“Apocalyptic escapists put more emphasis on the imminent return of Jesus, the book of Revelation, and the ready-to-fall judgment of God than anywhere else,” he said. “This can, though not always, lead to a very cavalier attitude about this present world. Why be concerned with the future of planet Earth if it’s all going to burn up anyway, and if the fuse is already lit?
“Personally, I believe in the return of Christ, but rather than thinking he is looming on the edge of the atmosphere, the truth is, I will likely never see that return.”
Rather than asking if Jesus were to return today would you be ready? McBrayer asks what if Jesus doesn’t return for a decade, a century, or a millennia? What kind of world do we want to be a part of then?
“As Jesus proclaims and pointed to it, the kingdom of God is not an evacuation plan to rescue people from earth or to just save people from the sufferings of the afterlife,” McBayer said. “Rather, it is a revolutionary strategy to redeem the sufferings of earth by putting the rule and reign of heaven inside of people.”
In three of the four books McBrayer has written, including “How Far Is Heaven,” the kingdom of God has been the direct or indirect subject.
“This was also Jesus’ favorite subject,” McBrayer said. “Jesus used the phrase kingdom of God or the equivalent kingdom of heaven more than a hundred times in the gospels.
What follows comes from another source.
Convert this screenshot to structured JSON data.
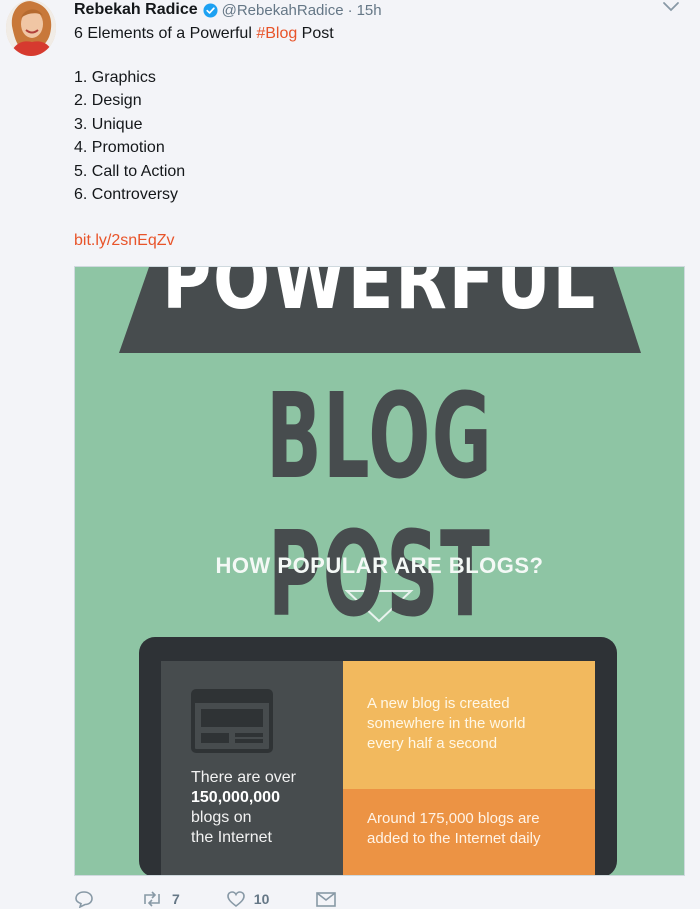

As one whose spirituality is very Jesus-centered, meaning I spend much more time reading and hopefully practicing his words, one has to keep the kingdom of God continually in focus.”
As McBrayer, a columnist for The Walton Sun, read and studied the “red letter words” of the gospels, he discovered that Jesus was into storytelling.
“Jesus was not as much into doctrine and dogma as we Christians are,” McBrayer said. “So when he spoke about the kingdom of God he spoke about dinner parties and wedding feasts. He told tales about wandering sheep and prodigal sons. He talked about farmers sowing seed in a field, mustard seed taking over a garden like kudzu, yeast consuming a lump of dough, and a poor man discovering a lost treasure.”
Jesus told stories rather than wrote creeds, and it is these stories that fill “How Far is Heaven?” Many of the parables begin with “The kingdom of God is like …” and Jesus stressed the importance of the present kingdom of God.
“Jesus never defined the kingdom of God, he described it,” McBrayer said. “He expounded about it, but never really explained it. He compared the kingdom of God to certain things, but he never clarified.”
“How Far Is Heaven” explores these kingdom parables and calls for people to reassess the gospel they believe and the role faith plays in the world today.
“When Jesus invited his disciples — then as well as now – to ‘Follow me,’ he was inviting us to get in on the world-redeeming, evil-conquering, status-reversing, life-transforming movement of God that had come to earth,” McBrayer said. “He was inviting us to find a better way to live — to find the power for a better world, today, not just in the hereafter.”